● **The problem**: Copying task for the records below: reproduce each one exactly and drop the pictures.

● **Input material**:
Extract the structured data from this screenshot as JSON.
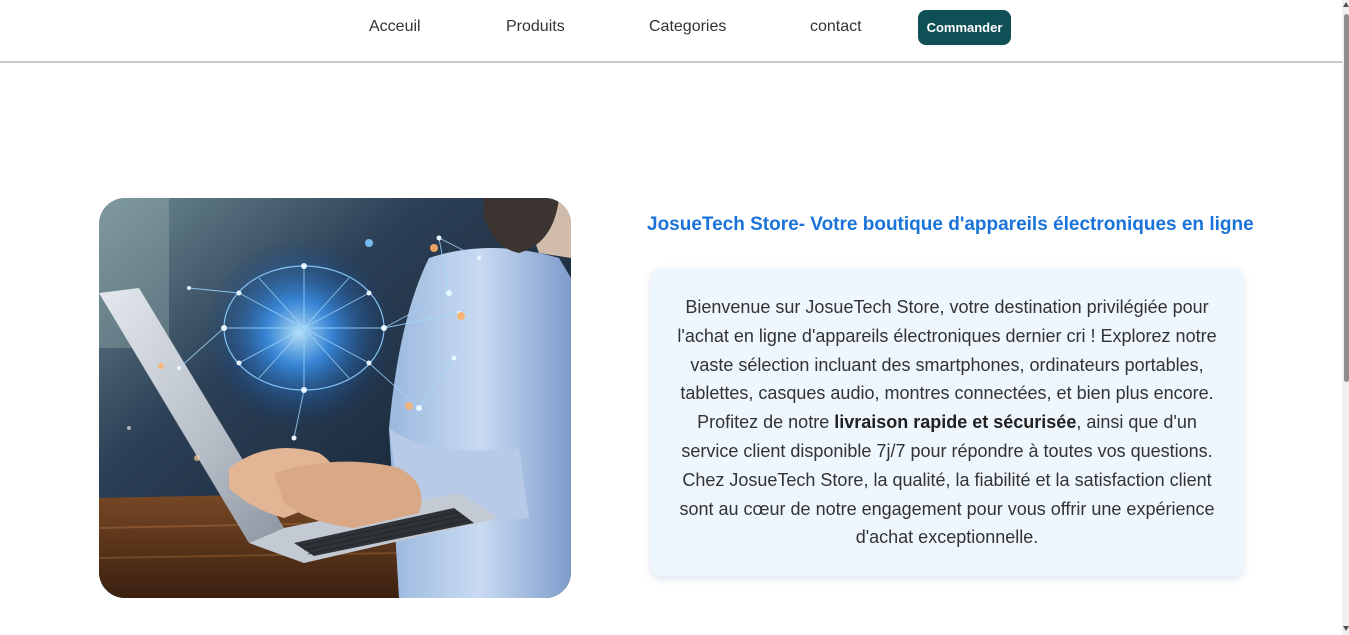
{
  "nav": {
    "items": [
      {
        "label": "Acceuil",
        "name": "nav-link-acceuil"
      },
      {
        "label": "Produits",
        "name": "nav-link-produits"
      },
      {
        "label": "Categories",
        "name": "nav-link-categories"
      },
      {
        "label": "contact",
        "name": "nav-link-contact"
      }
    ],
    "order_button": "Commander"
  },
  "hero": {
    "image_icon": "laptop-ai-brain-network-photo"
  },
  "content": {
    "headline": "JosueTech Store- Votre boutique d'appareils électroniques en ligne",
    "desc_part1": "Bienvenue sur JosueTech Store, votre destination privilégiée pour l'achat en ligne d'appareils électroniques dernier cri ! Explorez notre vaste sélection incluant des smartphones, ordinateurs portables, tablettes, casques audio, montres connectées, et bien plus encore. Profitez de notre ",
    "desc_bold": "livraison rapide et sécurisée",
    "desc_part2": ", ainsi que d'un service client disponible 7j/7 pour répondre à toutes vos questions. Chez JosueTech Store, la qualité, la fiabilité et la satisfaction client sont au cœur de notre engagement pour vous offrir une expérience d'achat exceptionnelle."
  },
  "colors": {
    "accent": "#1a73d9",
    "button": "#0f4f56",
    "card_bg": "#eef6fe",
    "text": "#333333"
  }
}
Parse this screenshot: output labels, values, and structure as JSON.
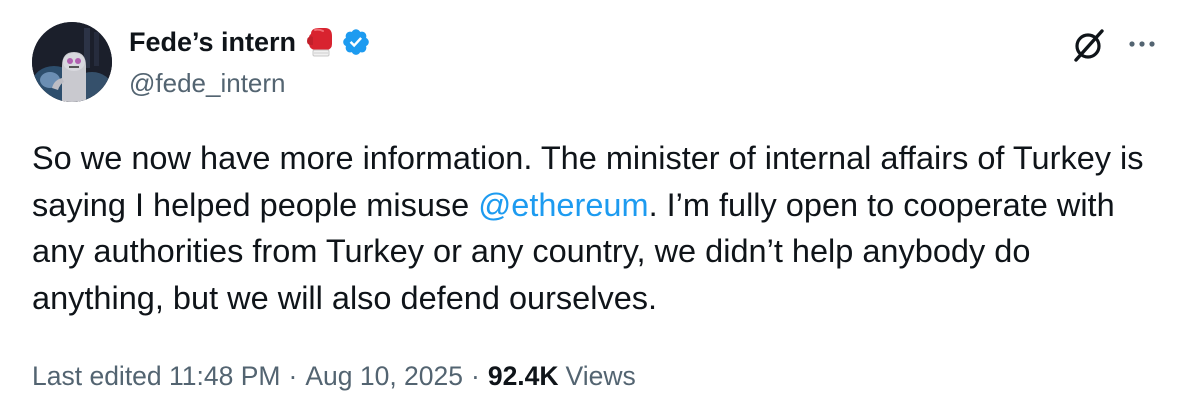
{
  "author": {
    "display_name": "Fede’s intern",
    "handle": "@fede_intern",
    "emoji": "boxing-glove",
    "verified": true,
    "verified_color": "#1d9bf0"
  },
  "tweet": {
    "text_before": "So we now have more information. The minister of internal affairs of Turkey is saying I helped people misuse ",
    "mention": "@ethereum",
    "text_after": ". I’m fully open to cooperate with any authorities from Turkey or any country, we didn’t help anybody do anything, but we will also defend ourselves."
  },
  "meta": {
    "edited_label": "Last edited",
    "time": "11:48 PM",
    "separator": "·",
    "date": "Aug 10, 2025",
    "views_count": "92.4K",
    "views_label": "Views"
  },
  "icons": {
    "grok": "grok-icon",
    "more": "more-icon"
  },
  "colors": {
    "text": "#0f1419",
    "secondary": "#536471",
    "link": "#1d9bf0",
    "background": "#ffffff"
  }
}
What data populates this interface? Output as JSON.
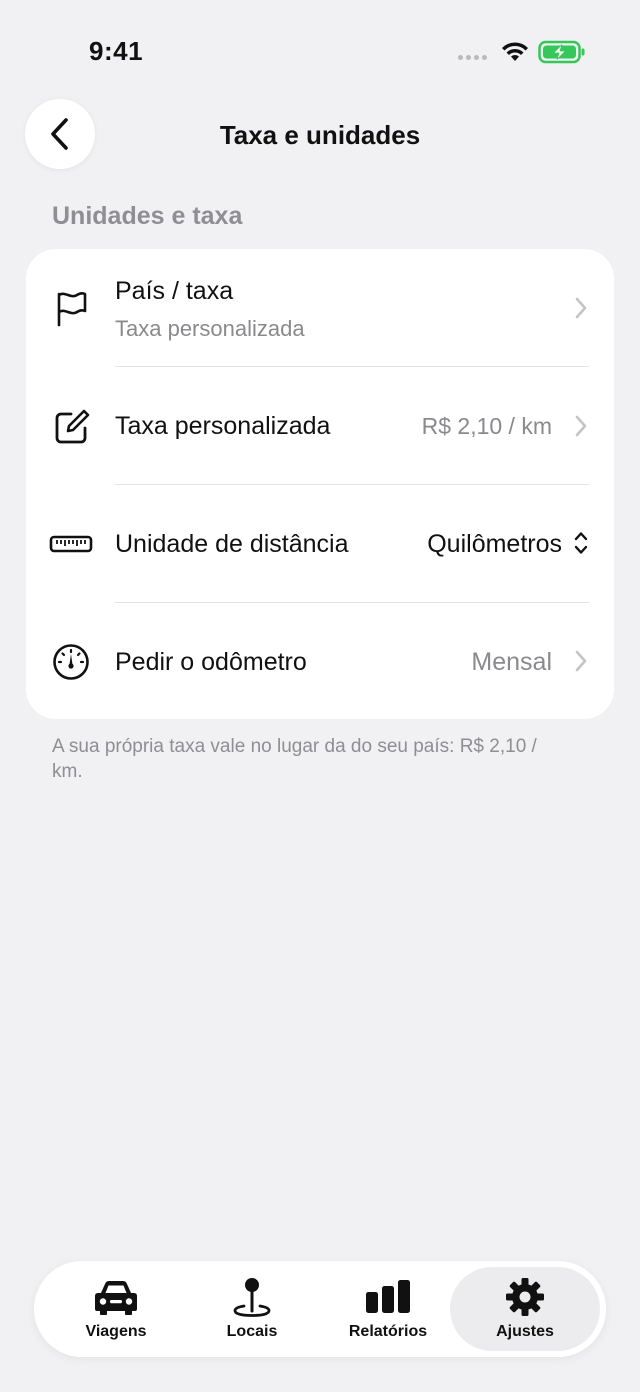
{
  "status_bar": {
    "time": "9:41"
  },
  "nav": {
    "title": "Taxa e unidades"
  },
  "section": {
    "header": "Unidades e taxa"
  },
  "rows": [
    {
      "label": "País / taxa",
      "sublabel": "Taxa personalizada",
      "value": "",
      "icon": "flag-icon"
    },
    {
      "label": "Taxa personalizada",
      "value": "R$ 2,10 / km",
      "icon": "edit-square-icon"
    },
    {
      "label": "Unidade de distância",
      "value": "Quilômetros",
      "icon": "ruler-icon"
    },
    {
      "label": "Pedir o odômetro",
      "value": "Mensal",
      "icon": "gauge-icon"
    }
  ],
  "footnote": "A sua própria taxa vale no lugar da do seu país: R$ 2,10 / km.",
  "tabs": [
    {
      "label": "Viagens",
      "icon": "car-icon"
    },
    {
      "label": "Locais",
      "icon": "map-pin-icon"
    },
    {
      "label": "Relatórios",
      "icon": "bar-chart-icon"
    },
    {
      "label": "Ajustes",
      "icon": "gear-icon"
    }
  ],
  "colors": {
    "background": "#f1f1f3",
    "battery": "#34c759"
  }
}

● **Output for this exercise**:
Extract the structured data from this screenshot as JSON.
{
  "nav": {
    "items": [
      {
        "label": "Acceuil",
        "name": "nav-link-acceuil"
      },
      {
        "label": "Produits",
        "name": "nav-link-produits"
      },
      {
        "label": "Categories",
        "name": "nav-link-categories"
      },
      {
        "label": "contact",
        "name": "nav-link-contact"
      }
    ],
    "order_button": "Commander"
  },
  "hero": {
    "image_icon": "laptop-ai-brain-network-photo"
  },
  "content": {
    "headline": "JosueTech Store- Votre boutique d'appareils électroniques en ligne",
    "desc_part1": "Bienvenue sur JosueTech Store, votre destination privilégiée pour l'achat en ligne d'appareils électroniques dernier cri ! Explorez notre vaste sélection incluant des smartphones, ordinateurs portables, tablettes, casques audio, montres connectées, et bien plus encore. Profitez de notre ",
    "desc_bold": "livraison rapide et sécurisée",
    "desc_part2": ", ainsi que d'un service client disponible 7j/7 pour répondre à toutes vos questions. Chez JosueTech Store, la qualité, la fiabilité et la satisfaction client sont au cœur de notre engagement pour vous offrir une expérience d'achat exceptionnelle."
  },
  "colors": {
    "accent": "#1a73d9",
    "button": "#0f4f56",
    "card_bg": "#eef6fe",
    "text": "#333333"
  }
}
Parse this screenshot: output labels, values, and structure as JSON.
{
  "author": {
    "display_name": "Fede’s intern",
    "handle": "@fede_intern",
    "emoji": "boxing-glove",
    "verified": true,
    "verified_color": "#1d9bf0"
  },
  "tweet": {
    "text_before": "So we now have more information. The minister of internal affairs of Turkey is saying I helped people misuse ",
    "mention": "@ethereum",
    "text_after": ". I’m fully open to cooperate with any authorities from Turkey or any country, we didn’t help anybody do anything, but we will also defend ourselves."
  },
  "meta": {
    "edited_label": "Last edited",
    "time": "11:48 PM",
    "separator": "·",
    "date": "Aug 10, 2025",
    "views_count": "92.4K",
    "views_label": "Views"
  },
  "icons": {
    "grok": "grok-icon",
    "more": "more-icon"
  },
  "colors": {
    "text": "#0f1419",
    "secondary": "#536471",
    "link": "#1d9bf0",
    "background": "#ffffff"
  }
}
What data populates this interface? Output as JSON.
{
  "status_bar": {
    "time": "9:41"
  },
  "nav": {
    "title": "Taxa e unidades"
  },
  "section": {
    "header": "Unidades e taxa"
  },
  "rows": [
    {
      "label": "País / taxa",
      "sublabel": "Taxa personalizada",
      "value": "",
      "icon": "flag-icon"
    },
    {
      "label": "Taxa personalizada",
      "value": "R$ 2,10 / km",
      "icon": "edit-square-icon"
    },
    {
      "label": "Unidade de distância",
      "value": "Quilômetros",
      "icon": "ruler-icon"
    },
    {
      "label": "Pedir o odômetro",
      "value": "Mensal",
      "icon": "gauge-icon"
    }
  ],
  "footnote": "A sua própria taxa vale no lugar da do seu país: R$ 2,10 / km.",
  "tabs": [
    {
      "label": "Viagens",
      "icon": "car-icon"
    },
    {
      "label": "Locais",
      "icon": "map-pin-icon"
    },
    {
      "label": "Relatórios",
      "icon": "bar-chart-icon"
    },
    {
      "label": "Ajustes",
      "icon": "gear-icon"
    }
  ],
  "colors": {
    "background": "#f1f1f3",
    "battery": "#34c759"
  }
}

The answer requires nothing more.